The first way is simply allowing children to talk to the judge. Section 153.009 of the Texas Family Code allows a parent to request that a judge interview the child in chambers to determine the child’s wishes regarding certain aspects of custody. If a child is over the age of 12, it is mandatory that the judge interview the child on the request of a parent. A judge may also interview a child under age 12. It is important to know that 12-year old children cannot actually decide where they where they want to live. They will not be providing the “final say.” Instead, the child’s wishes will just be one factor that the Court considers in addition to other important information. Another thing to keep in mind is that this process can be traumatic for children. Sitting in a judge’s chambers can be very intimidating for a child, and a child could be negatively impacted by the pressure of such a weighty decision. However, many times, a child’s input can be very important in a child custody dispute, and so there are other means to obtain the information indirectly.

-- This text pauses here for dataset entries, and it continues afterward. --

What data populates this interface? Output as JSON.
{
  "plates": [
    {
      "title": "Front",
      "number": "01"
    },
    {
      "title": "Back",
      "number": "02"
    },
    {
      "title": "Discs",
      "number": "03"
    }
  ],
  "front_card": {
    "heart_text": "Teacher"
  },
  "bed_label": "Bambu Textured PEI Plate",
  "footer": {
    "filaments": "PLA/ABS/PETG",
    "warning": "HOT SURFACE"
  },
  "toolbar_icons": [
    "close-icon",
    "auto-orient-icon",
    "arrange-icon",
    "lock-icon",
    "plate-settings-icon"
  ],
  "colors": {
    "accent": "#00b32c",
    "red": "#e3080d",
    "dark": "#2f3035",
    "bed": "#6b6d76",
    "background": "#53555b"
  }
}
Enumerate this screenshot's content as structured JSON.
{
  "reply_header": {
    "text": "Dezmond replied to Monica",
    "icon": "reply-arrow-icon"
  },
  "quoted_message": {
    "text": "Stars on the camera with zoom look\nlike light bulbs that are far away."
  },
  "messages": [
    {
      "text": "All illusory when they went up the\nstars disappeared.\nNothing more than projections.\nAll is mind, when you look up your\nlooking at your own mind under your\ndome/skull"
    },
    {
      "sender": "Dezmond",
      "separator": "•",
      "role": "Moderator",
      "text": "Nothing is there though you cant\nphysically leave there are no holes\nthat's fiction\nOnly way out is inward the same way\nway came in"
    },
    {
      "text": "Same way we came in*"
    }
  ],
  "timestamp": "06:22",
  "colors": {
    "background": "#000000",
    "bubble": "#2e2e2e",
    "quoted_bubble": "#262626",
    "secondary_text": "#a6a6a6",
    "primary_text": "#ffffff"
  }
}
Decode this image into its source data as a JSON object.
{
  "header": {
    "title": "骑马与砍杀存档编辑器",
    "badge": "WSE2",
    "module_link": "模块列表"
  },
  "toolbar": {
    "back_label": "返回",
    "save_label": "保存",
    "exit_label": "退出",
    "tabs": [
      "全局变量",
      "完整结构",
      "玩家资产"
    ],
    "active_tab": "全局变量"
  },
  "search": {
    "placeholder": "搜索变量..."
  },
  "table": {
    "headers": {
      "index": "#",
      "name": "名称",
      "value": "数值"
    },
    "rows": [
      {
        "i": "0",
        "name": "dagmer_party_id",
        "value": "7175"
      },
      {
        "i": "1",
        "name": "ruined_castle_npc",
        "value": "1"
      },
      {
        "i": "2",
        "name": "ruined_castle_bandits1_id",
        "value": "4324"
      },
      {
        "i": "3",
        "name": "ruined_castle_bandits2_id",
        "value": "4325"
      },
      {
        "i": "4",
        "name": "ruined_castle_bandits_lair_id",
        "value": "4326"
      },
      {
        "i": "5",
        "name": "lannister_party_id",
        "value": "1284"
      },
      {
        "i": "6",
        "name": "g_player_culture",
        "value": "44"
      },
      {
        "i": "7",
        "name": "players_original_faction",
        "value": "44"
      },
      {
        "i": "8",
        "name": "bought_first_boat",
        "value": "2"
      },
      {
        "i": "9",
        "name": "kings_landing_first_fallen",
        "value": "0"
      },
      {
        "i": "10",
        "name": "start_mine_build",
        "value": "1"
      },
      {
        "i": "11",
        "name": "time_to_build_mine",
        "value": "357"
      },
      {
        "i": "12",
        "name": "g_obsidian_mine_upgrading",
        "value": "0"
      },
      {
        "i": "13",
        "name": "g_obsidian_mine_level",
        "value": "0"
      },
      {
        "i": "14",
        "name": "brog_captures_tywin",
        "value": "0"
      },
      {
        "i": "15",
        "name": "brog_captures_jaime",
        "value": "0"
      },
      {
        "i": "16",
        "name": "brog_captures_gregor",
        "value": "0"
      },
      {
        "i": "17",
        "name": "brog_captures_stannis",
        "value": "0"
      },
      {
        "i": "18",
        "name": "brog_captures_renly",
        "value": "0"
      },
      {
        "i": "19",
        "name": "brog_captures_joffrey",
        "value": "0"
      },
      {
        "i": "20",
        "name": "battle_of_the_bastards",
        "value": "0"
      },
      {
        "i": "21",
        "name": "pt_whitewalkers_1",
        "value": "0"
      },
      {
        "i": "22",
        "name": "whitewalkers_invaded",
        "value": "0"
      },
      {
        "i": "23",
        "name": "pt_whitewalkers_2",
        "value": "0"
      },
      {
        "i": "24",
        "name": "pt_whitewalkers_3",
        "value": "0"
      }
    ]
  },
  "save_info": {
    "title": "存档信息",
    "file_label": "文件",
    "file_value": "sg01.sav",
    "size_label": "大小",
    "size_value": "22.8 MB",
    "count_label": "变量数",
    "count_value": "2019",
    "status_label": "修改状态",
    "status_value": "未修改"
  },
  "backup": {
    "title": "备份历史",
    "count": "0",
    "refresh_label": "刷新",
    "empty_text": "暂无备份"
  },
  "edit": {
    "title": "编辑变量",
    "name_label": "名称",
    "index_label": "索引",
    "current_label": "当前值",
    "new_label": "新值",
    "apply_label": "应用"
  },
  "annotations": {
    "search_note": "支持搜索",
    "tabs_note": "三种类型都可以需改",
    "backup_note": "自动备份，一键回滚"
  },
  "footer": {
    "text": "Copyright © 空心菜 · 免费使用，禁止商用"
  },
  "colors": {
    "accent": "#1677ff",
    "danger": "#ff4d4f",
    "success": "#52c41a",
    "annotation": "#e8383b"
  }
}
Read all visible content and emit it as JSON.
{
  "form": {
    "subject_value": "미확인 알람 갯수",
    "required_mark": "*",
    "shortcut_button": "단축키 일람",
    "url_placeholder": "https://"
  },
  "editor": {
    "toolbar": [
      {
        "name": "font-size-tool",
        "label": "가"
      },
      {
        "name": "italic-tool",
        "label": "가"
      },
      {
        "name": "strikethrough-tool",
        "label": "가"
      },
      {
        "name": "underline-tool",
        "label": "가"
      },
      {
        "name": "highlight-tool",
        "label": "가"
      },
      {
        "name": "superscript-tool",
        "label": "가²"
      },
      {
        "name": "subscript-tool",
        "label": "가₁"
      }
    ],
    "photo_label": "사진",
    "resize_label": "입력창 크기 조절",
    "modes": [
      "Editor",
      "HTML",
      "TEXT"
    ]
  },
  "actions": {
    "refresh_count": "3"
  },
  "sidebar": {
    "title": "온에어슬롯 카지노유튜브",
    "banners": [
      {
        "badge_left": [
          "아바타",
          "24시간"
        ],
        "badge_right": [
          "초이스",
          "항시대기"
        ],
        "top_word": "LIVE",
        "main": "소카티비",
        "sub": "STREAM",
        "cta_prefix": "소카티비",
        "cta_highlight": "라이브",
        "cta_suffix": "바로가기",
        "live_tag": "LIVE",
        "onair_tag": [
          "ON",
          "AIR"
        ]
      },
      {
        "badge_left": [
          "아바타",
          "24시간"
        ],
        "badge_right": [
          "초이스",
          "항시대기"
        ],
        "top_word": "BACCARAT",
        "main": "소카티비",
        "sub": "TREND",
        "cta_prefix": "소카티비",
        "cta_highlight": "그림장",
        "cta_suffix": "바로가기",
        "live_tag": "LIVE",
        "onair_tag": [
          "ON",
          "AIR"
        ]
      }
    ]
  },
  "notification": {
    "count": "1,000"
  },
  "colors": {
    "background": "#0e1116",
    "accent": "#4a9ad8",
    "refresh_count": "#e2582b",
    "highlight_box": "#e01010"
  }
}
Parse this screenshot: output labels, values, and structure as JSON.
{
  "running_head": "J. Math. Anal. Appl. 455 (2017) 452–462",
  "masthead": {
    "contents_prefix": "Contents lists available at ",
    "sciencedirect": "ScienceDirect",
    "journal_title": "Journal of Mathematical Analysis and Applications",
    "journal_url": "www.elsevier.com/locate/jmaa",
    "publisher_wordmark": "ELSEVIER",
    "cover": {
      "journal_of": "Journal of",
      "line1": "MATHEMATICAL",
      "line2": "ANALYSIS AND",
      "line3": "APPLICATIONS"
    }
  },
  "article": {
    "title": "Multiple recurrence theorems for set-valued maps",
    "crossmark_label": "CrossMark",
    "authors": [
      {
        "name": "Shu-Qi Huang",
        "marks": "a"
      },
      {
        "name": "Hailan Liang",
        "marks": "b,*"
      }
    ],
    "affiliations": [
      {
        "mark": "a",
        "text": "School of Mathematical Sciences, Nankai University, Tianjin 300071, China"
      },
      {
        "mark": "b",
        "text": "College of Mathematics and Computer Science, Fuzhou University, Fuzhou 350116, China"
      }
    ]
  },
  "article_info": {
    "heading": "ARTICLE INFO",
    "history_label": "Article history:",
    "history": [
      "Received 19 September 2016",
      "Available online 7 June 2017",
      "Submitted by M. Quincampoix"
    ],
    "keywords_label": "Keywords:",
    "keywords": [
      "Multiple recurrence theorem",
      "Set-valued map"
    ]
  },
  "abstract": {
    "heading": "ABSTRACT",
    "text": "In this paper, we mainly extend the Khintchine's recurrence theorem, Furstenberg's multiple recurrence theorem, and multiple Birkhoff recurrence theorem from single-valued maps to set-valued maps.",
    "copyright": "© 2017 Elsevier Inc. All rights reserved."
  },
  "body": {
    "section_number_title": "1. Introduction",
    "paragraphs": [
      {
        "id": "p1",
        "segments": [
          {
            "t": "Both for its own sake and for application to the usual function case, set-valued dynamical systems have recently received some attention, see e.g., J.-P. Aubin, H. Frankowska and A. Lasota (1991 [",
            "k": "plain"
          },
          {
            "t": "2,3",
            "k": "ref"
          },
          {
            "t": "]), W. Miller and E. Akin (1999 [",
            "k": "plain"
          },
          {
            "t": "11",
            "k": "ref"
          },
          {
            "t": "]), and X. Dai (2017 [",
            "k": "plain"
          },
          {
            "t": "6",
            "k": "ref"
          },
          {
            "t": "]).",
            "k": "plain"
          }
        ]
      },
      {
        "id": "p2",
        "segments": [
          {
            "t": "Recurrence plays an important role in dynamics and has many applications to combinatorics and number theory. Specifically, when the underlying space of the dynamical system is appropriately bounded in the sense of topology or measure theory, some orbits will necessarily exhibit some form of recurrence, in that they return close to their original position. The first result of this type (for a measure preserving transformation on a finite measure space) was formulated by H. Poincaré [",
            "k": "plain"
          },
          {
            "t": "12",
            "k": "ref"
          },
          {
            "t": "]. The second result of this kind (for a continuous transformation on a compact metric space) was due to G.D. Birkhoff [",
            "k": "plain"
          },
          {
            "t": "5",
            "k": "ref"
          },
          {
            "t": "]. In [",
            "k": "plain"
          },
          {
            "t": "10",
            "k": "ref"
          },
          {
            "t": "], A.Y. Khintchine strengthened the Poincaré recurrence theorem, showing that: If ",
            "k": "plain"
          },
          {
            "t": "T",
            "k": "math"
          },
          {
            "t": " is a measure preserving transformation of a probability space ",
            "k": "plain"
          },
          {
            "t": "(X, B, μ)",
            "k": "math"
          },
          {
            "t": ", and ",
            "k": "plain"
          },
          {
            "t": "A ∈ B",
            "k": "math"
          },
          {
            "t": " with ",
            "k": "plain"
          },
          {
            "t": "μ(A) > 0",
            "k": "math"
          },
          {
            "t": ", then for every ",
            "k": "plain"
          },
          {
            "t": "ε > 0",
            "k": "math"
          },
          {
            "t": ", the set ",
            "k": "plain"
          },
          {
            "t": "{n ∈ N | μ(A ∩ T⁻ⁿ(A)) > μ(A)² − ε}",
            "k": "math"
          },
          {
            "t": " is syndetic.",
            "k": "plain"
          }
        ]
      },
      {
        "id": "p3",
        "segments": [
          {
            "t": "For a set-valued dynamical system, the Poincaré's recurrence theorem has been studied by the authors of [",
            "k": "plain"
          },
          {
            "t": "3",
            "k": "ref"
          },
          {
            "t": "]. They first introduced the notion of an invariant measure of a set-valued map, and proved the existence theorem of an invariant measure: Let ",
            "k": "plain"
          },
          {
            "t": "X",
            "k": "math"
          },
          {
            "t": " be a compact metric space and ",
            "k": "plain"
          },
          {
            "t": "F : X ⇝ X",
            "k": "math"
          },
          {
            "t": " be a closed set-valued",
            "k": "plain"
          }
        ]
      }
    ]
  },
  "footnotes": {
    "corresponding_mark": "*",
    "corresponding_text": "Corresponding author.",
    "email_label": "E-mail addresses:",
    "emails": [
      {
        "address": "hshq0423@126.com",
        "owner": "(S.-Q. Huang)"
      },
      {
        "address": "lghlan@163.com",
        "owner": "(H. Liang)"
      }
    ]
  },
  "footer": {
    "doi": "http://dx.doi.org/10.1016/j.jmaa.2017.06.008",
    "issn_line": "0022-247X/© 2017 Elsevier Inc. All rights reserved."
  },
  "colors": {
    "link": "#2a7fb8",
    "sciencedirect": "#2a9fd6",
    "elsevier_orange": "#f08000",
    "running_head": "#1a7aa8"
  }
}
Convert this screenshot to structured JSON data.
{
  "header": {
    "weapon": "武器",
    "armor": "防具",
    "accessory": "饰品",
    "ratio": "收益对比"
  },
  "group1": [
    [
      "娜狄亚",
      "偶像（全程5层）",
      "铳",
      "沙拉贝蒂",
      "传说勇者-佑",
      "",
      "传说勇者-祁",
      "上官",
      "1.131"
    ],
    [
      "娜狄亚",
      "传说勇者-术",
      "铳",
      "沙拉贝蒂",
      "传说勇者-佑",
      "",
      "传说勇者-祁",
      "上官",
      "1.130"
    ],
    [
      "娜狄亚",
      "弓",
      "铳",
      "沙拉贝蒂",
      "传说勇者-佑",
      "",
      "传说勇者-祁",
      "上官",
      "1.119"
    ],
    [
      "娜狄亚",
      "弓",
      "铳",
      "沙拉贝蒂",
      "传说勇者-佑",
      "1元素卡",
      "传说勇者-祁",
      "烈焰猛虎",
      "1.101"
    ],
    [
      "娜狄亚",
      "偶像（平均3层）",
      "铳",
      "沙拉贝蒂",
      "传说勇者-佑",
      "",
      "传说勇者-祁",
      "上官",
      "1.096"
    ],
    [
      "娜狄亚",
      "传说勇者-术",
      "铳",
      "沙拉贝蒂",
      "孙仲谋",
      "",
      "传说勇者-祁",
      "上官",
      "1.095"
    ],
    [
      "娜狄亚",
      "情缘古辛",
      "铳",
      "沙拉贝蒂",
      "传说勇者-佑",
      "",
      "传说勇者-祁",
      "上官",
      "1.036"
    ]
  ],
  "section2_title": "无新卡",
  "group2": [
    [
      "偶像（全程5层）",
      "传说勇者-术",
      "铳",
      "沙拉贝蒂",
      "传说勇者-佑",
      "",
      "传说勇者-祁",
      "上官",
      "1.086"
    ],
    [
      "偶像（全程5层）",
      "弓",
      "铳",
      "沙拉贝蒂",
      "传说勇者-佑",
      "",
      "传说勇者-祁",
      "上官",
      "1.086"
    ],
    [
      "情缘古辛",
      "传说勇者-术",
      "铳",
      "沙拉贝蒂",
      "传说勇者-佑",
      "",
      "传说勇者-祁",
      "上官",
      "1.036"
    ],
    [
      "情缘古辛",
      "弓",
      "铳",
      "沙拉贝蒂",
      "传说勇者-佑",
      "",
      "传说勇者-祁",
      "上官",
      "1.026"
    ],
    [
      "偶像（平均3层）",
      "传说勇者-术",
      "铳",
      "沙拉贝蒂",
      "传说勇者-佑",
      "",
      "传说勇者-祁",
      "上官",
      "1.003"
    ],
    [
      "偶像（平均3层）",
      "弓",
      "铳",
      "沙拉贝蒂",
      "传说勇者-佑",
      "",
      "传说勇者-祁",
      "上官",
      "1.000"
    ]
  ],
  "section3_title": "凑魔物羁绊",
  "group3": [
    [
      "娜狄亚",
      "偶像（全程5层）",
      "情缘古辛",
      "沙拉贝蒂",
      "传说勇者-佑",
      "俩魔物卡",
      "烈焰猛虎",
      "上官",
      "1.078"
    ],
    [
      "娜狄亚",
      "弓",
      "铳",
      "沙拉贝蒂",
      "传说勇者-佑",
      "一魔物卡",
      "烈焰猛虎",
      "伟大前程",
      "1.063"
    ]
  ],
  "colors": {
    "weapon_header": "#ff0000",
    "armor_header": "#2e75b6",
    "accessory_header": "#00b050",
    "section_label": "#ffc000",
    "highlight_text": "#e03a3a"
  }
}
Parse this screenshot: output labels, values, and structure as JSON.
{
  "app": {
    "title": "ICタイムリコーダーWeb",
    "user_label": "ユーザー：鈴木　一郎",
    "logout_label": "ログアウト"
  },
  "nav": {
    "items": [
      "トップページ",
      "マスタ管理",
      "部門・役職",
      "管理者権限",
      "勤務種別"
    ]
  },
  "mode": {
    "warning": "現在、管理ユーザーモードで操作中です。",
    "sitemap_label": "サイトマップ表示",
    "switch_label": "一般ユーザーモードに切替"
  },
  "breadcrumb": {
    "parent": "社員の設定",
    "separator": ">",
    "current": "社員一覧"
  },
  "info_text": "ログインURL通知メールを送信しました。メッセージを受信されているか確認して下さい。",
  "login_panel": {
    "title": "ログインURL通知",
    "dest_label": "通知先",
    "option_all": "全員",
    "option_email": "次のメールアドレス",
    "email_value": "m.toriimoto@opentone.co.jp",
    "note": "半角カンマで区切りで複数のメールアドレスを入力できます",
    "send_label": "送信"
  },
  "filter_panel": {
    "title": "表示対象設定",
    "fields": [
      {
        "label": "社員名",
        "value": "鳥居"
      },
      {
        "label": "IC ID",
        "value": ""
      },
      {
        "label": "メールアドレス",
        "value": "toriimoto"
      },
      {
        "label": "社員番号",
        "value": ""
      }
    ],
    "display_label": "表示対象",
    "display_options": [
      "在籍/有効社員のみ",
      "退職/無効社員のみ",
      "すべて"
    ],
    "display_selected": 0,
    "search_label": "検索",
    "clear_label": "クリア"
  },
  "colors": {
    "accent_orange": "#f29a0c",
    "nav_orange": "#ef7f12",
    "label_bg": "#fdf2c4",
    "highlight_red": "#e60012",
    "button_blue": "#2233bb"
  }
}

Another way to get a child’s input in child custody litigation is through a Child Custody Evaluation. In Texas, the only mental health professional that may make recommendations as to possession and conservatorship for children is a child custody evaluator. The Texas Family Code provides very detailed requirements for a child custody evaluation, which includes interviews of each parent and anyone living in a house with the child, interviews of the child, and observations of the home environment and each parent’s interactions with the child. The child custody evaluator will therefore be able to talk to children about where they want to live, and will do so in conjunction with a much broader study into the children’s home environment and what will ultimately be in the best interests of the children.